Who coined the phrase critical infrastructure?

Our reference library partner American Heritage Dictionary stated:

"USAGE NOTE The term infrastructure has been used since 1927 to refer collectively to the roads, bridges, rail lines, and similar public works that are required for an industrial economy, or a portion of it, to function. The term also has had specific application to the permanent military installations necessary for the defense of a country. Perhaps because of the word's technical sound, people now use infrastructure to refer to any substructure or underlying system"

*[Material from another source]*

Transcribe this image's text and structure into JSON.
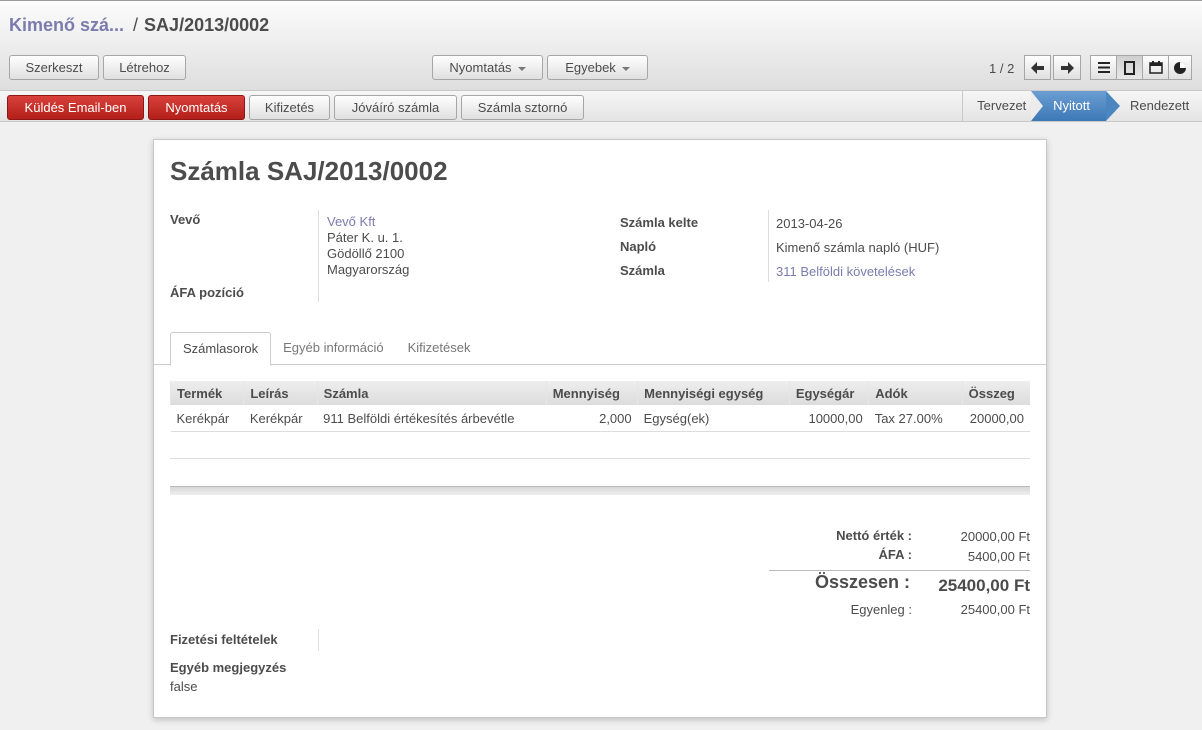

Wikipedia claimed its origin in 1927 came from the military because they recognized the need for better infrastructures in the US so the Military could easily move troops, support troops and improve their ability to defend the nation. It was used more when Roosevelt and Eisenhower explained the country needed freeways similar to the autobahn in Germany. Then in the 1980s it was used more and the word critical was added to emphasize the need for improved infrastructures in the cities of the nation.

Read more on the link below.